STORM LAKE, Iowa (AP) — Storm Lake, Iowa, appears the picture of economic health, a place where jobs are plentiful, the unemployment rate hovers near 3 percent, busy shops fill century-old brick buildings and children ride bikes on tree-lined sidewalks that end in the glare of its namesake lake.
But there's a growing problem in the northwest Iowa city of 11,000, one that's familiar to rural areas around the country: Thousands of working families and elderly residents don't have enough money to feed themselves or their children. The issue persists even as national poverty rates have declined in the past year and prices for many food staples have dropped slightly.
Storm Lake has responded strongly with a large, mostly volunteer effort to hand out free food — eggs, cereal, vegetables, juice — at a half-dozen pantries, along a city street and in an empty building on the edge of town.
"You struggle to live one day at a time, to stretch the budget," said Hermelinda Gonzalez, 41, who relies on food from a monthly drive-up pantry to feed her seven children despite her husband's construction job. "I don't know what we'd do without this," she said while volunteers slid boxes into her car and her 1-year-old son slept in the back seat.
Tyson Foods' turkey and pork processing plants are Storm Lake's biggest employers — more than 2,700, many of whom are immigrants attracted by wages of $15 an hour or more. But many also have large families, and paychecks are eaten up by big grocery bills, heating and cooling costs and higher-than-expected rent due to increased demand for housing that hasn't been met by new construction.
Not having access to enough food is more severe in isolated counties than urban, metropolitan areas — 64 percent of the counties with the highest rate of food insecurity for children are rural, according to data from national anti-hunger group Feeding America.
While federal statistics show incomes among the poorest 10 percent of U.S. households increased 7.9 percent last year and the proportion of Americans in poverty dropped from 14.8 percent to 13.5 percent, small towns typically lag urban areas in job and income growth, especially in the Upper Midwest, said Gary Green, a University of Wisconsin-Madison professor who studies rural issues.

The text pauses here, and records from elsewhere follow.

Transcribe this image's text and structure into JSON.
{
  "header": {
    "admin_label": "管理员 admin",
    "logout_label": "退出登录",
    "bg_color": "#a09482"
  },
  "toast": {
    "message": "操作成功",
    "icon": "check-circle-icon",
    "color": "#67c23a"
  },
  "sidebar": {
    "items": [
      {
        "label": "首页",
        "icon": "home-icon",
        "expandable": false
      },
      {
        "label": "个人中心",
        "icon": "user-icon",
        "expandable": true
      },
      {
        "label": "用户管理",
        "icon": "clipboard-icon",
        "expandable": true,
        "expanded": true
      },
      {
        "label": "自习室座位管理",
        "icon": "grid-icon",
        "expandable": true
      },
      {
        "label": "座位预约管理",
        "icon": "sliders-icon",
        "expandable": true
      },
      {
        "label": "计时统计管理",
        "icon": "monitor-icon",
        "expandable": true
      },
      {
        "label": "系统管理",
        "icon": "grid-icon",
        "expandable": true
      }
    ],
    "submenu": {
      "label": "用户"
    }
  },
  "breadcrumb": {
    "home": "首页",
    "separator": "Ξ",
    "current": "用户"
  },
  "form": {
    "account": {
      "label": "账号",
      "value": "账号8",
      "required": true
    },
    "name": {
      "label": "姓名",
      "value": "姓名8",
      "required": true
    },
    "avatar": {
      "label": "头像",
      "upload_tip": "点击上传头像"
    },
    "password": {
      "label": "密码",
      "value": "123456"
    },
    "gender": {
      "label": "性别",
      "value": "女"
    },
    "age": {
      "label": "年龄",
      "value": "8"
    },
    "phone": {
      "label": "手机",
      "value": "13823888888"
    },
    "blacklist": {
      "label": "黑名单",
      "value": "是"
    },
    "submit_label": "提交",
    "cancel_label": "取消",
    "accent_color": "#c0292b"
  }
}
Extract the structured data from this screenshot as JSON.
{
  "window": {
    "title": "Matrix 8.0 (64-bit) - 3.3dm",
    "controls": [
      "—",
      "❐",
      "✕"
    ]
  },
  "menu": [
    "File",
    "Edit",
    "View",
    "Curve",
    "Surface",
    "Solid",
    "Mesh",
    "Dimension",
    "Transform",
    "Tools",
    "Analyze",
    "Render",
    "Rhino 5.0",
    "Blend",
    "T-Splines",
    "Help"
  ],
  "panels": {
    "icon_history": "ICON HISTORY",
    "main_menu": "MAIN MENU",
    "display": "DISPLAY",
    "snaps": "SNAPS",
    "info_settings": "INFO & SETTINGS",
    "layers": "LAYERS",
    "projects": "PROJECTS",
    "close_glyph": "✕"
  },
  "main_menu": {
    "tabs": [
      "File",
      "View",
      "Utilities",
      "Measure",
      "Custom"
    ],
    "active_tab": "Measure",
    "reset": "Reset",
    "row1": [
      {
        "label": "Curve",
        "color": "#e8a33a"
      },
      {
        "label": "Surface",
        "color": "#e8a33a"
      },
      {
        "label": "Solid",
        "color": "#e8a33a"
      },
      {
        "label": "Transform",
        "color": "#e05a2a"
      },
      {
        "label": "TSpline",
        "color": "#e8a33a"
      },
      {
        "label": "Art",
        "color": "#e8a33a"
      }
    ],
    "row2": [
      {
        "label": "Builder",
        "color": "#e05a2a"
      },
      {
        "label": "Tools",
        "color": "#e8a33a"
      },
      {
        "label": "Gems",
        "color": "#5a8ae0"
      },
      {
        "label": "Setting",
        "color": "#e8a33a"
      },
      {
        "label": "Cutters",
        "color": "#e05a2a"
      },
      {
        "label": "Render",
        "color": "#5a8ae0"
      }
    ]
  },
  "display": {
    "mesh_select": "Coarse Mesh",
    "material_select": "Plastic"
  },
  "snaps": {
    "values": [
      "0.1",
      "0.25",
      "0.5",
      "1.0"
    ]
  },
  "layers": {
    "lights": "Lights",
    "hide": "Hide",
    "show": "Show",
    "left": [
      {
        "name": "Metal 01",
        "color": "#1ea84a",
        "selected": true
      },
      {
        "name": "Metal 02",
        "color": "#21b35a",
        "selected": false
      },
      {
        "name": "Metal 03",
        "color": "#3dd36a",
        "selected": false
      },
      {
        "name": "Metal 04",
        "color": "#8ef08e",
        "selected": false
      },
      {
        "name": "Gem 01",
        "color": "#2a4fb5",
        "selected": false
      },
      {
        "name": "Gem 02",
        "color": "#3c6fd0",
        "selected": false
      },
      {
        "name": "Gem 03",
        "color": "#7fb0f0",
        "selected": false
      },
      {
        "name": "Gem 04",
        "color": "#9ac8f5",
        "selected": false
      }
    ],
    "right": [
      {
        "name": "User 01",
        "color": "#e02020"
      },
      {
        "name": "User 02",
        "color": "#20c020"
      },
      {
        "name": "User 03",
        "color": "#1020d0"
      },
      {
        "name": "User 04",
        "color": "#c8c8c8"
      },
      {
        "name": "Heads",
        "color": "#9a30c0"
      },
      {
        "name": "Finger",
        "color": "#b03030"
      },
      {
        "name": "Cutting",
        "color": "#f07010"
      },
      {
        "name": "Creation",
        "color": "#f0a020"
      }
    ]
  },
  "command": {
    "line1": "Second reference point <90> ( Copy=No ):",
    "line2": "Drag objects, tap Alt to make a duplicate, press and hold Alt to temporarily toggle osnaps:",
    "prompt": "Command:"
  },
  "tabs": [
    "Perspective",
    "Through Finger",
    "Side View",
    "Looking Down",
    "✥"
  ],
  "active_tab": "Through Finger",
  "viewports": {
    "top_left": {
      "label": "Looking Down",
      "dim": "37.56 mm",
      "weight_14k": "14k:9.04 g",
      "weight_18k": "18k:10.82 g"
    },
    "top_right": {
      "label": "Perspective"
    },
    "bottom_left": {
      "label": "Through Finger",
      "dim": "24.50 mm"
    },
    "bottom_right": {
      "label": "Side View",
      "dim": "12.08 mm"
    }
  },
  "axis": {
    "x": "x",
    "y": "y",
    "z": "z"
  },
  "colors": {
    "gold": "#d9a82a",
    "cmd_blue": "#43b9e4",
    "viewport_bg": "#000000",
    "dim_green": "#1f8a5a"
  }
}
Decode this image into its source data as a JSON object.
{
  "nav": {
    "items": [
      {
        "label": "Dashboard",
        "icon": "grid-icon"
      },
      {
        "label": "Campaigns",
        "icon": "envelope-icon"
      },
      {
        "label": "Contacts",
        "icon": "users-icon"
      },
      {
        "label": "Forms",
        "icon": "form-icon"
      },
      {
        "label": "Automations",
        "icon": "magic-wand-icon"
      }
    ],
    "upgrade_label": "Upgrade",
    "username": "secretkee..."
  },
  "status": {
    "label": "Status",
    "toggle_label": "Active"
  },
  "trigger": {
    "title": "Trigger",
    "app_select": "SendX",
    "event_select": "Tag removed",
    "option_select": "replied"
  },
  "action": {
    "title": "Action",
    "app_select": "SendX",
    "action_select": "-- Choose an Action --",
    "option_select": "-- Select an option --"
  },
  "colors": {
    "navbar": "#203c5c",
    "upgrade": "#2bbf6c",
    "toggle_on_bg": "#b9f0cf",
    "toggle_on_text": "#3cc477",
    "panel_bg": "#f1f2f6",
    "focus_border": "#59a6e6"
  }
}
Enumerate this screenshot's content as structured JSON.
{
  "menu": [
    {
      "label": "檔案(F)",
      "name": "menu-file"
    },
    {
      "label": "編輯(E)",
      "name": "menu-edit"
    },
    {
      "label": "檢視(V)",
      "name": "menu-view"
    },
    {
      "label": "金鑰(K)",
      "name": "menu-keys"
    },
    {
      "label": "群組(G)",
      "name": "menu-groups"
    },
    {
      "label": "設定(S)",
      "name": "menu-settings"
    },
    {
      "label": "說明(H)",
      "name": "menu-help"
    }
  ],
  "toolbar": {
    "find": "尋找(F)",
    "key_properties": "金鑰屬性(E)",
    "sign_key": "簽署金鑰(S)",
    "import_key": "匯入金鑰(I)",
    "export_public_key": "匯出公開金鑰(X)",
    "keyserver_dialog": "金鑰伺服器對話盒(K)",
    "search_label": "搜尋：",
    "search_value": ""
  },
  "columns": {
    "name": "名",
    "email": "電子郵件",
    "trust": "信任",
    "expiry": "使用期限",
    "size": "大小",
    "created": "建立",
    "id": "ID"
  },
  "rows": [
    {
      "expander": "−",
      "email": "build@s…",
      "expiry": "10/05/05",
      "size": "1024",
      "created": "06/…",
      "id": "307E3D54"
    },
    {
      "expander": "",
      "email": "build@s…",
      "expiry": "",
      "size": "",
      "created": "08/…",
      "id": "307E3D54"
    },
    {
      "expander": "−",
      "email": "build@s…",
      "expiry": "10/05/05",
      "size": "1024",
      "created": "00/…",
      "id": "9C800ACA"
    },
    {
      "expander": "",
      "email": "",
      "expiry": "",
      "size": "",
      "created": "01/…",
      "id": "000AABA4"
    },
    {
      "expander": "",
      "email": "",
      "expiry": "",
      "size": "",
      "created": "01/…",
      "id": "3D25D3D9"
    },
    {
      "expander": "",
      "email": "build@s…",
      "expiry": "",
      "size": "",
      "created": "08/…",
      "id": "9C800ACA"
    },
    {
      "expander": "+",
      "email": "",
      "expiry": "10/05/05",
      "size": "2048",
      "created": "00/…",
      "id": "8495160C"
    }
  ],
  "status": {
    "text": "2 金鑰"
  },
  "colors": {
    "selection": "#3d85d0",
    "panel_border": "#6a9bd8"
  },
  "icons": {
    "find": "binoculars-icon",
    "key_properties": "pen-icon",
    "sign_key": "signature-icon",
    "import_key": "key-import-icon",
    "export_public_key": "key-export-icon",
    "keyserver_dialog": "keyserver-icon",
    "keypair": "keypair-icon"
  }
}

It's especially hard for immigrants, he said, because the communities often lack a support network found in large cities, and if there's an unexpected expense or reduction in work hours, there usually aren't relatives nearby to help. That makes it hard for hunger issues to be solved in rural areas, Green said.
It all helps to explain why one pantry alone, Upper Des Moines Opportunity, provides food to about 3,200 people in Storm Lake and nearby communities.
"The shelves are as empty as I've ever seen it," pantry worker Melissa Keller said.
Finding a job isn't the problem in Storm Lake, which is hours from Des Moines and Minneapolis. It's finding one that pays enough to cover the bills.
Shirley Ann Peter is among those who struggle to make ends meet. She grew up in Micronesia, moved to Storm Lake with her father — who was drawn by the dependable meatpacking jobs — and began working at a plant while in high school. Peter's boyfriend provides for their four children, ages 6 months to 8 years, but after paying the $600 in monthly rent and other expenses, they must seek food from a charity pantry every week.
"A lot of time the kids cry about what they want and I can't give it to them. It's hard," said Peter, 24.
Things got worse in Storm Lake last year when the bird flu epidemic caused the area's egg producers to lay off workers and Tyson to cut back hours at its turkey plant, retired minister Duane Queen said. He thought demand would lessen as the bird flu waned and people returned to work, but it's only grown in the past year.
More food pantries have opened in Storm Lake in the past couple years, and the Food Bank of Iowa has tripled deliveries since 2012 to more than 90,000 pounds in the last fiscal year. That figure doesn't count private donations made.
After he heard that food pantries were struggling to provide enough food, Queen worked with fellow Kiwanis club members to organize a food distribution site at a former hardware store.
"I want to help people," Queen said. "There's no need for people to struggle if they don't have to."
Queen and other pantry officials have seen an increase in older people who regularly seek food, people like Larry Teachout, a 70-year-old retired truck driver who supplements his $16 a month in food stamps.
"I always worked. I never before had a handout," Teachout said. "I just don't have enough money. Everyone is hurting."
About 60 families with children in Storm Lake's middle school rely on food from the curbside pantry, schools Superintendent Carl Turner said, adding that district officials will soon open one in the high school and are considering ways to help elementary school students. The parents he knows work hard and simply can't afford all the necessities, Turner said, so it makes sense to help out.
"We've seen the need," Turner said. "It's about academic achievement. It's really difficult for children to achieve at a high level if there's hunger."
Follow Scott McFetridge on Twitter at: https://twitter.com/smcfetridge